[Entries from a dataset of interfaces]

........

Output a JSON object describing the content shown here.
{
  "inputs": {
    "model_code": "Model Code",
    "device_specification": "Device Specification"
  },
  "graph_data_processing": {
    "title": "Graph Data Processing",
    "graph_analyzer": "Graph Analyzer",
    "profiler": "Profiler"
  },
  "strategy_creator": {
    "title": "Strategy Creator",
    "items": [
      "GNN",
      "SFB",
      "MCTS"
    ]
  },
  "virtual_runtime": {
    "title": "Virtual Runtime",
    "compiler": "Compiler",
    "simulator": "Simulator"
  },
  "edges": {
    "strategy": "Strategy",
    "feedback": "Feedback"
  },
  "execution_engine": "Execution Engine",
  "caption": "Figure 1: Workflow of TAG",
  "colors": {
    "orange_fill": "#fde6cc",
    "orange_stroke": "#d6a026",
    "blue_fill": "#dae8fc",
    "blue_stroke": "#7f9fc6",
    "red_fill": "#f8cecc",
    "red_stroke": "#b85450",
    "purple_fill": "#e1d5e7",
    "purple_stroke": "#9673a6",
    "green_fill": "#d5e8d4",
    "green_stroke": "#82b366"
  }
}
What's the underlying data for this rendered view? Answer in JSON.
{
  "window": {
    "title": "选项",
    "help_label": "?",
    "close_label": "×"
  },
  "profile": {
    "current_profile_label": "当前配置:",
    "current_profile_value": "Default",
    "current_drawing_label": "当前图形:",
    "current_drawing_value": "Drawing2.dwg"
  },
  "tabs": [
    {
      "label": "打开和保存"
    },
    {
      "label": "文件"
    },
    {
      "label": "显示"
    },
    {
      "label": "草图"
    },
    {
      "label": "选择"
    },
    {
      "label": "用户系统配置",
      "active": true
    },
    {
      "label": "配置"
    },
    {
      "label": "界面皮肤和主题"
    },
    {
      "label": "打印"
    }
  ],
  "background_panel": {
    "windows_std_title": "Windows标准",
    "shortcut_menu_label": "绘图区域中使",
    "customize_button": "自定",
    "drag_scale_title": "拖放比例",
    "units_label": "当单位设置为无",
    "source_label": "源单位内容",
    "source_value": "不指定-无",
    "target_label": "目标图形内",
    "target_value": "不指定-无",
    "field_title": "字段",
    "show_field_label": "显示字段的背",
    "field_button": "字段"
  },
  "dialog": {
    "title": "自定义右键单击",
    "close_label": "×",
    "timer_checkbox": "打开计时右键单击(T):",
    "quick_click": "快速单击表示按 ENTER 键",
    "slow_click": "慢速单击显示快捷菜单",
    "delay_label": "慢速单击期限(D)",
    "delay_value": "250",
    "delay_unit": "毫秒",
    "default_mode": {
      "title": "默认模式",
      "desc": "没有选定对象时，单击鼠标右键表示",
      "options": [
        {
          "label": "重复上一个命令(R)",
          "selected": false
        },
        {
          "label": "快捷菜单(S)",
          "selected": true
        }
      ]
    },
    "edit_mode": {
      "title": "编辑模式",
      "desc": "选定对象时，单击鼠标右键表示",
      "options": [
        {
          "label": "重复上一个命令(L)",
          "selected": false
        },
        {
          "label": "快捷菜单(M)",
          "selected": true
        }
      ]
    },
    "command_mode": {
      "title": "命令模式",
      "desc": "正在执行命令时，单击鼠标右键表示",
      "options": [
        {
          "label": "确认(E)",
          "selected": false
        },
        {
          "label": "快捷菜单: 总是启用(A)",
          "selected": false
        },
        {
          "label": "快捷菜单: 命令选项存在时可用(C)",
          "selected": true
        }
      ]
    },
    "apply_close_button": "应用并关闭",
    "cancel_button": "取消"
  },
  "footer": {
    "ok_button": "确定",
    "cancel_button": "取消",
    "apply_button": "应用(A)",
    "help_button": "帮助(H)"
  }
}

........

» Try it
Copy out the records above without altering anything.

» Problem solution
Output a JSON object describing the content shown here.
{
  "inputs": {
    "model_code": "Model Code",
    "device_specification": "Device Specification"
  },
  "graph_data_processing": {
    "title": "Graph Data Processing",
    "graph_analyzer": "Graph Analyzer",
    "profiler": "Profiler"
  },
  "strategy_creator": {
    "title": "Strategy Creator",
    "items": [
      "GNN",
      "SFB",
      "MCTS"
    ]
  },
  "virtual_runtime": {
    "title": "Virtual Runtime",
    "compiler": "Compiler",
    "simulator": "Simulator"
  },
  "edges": {
    "strategy": "Strategy",
    "feedback": "Feedback"
  },
  "execution_engine": "Execution Engine",
  "caption": "Figure 1: Workflow of TAG",
  "colors": {
    "orange_fill": "#fde6cc",
    "orange_stroke": "#d6a026",
    "blue_fill": "#dae8fc",
    "blue_stroke": "#7f9fc6",
    "red_fill": "#f8cecc",
    "red_stroke": "#b85450",
    "purple_fill": "#e1d5e7",
    "purple_stroke": "#9673a6",
    "green_fill": "#d5e8d4",
    "green_stroke": "#82b366"
  }
}
What's the underlying data for this rendered view? Answer in JSON.
{
  "window": {
    "title": "选项",
    "help_label": "?",
    "close_label": "×"
  },
  "profile": {
    "current_profile_label": "当前配置:",
    "current_profile_value": "Default",
    "current_drawing_label": "当前图形:",
    "current_drawing_value": "Drawing2.dwg"
  },
  "tabs": [
    {
      "label": "打开和保存"
    },
    {
      "label": "文件"
    },
    {
      "label": "显示"
    },
    {
      "label": "草图"
    },
    {
      "label": "选择"
    },
    {
      "label": "用户系统配置",
      "active": true
    },
    {
      "label": "配置"
    },
    {
      "label": "界面皮肤和主题"
    },
    {
      "label": "打印"
    }
  ],
  "background_panel": {
    "windows_std_title": "Windows标准",
    "shortcut_menu_label": "绘图区域中使",
    "customize_button": "自定",
    "drag_scale_title": "拖放比例",
    "units_label": "当单位设置为无",
    "source_label": "源单位内容",
    "source_value": "不指定-无",
    "target_label": "目标图形内",
    "target_value": "不指定-无",
    "field_title": "字段",
    "show_field_label": "显示字段的背",
    "field_button": "字段"
  },
  "dialog": {
    "title": "自定义右键单击",
    "close_label": "×",
    "timer_checkbox": "打开计时右键单击(T):",
    "quick_click": "快速单击表示按 ENTER 键",
    "slow_click": "慢速单击显示快捷菜单",
    "delay_label": "慢速单击期限(D)",
    "delay_value": "250",
    "delay_unit": "毫秒",
    "default_mode": {
      "title": "默认模式",
      "desc": "没有选定对象时，单击鼠标右键表示",
      "options": [
        {
          "label": "重复上一个命令(R)",
          "selected": false
        },
        {
          "label": "快捷菜单(S)",
          "selected": true
        }
      ]
    },
    "edit_mode": {
      "title": "编辑模式",
      "desc": "选定对象时，单击鼠标右键表示",
      "options": [
        {
          "label": "重复上一个命令(L)",
          "selected": false
        },
        {
          "label": "快捷菜单(M)",
          "selected": true
        }
      ]
    },
    "command_mode": {
      "title": "命令模式",
      "desc": "正在执行命令时，单击鼠标右键表示",
      "options": [
        {
          "label": "确认(E)",
          "selected": false
        },
        {
          "label": "快捷菜单: 总是启用(A)",
          "selected": false
        },
        {
          "label": "快捷菜单: 命令选项存在时可用(C)",
          "selected": true
        }
      ]
    },
    "apply_close_button": "应用并关闭",
    "cancel_button": "取消"
  },
  "footer": {
    "ok_button": "确定",
    "cancel_button": "取消",
    "apply_button": "应用(A)",
    "help_button": "帮助(H)"
  }
}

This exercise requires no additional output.